▸ **Task details**
Leave out the pictures and copy every record exactly.

▸ **Web page and app entries**
---+---

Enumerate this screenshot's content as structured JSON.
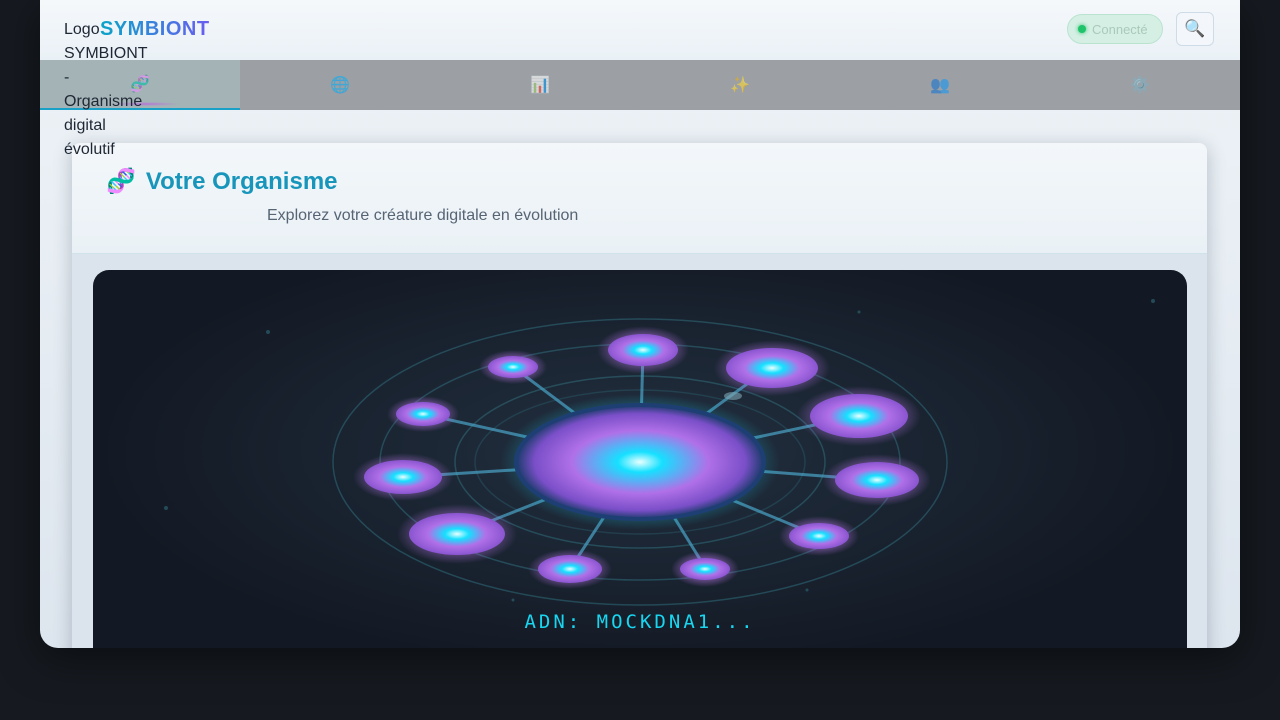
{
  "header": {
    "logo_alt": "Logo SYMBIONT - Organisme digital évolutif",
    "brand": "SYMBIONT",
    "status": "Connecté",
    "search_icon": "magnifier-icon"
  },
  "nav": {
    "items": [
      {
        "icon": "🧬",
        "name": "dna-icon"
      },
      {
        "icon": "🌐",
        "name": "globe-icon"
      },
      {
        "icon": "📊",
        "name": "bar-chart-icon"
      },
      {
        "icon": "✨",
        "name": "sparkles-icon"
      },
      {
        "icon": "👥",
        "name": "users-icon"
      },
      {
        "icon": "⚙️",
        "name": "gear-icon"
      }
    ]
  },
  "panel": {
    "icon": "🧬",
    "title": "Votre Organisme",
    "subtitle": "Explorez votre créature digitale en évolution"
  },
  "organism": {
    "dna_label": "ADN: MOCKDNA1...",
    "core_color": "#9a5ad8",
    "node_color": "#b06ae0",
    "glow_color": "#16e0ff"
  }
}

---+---

▸ **Reply to the exercise**
Enumerate this screenshot's content as structured JSON.
{
  "header": {
    "logo_alt": "Logo SYMBIONT - Organisme digital évolutif",
    "brand": "SYMBIONT",
    "status": "Connecté",
    "search_icon": "magnifier-icon"
  },
  "nav": {
    "items": [
      {
        "icon": "🧬",
        "name": "dna-icon"
      },
      {
        "icon": "🌐",
        "name": "globe-icon"
      },
      {
        "icon": "📊",
        "name": "bar-chart-icon"
      },
      {
        "icon": "✨",
        "name": "sparkles-icon"
      },
      {
        "icon": "👥",
        "name": "users-icon"
      },
      {
        "icon": "⚙️",
        "name": "gear-icon"
      }
    ]
  },
  "panel": {
    "icon": "🧬",
    "title": "Votre Organisme",
    "subtitle": "Explorez votre créature digitale en évolution"
  },
  "organism": {
    "dna_label": "ADN: MOCKDNA1...",
    "core_color": "#9a5ad8",
    "node_color": "#b06ae0",
    "glow_color": "#16e0ff"
  }
}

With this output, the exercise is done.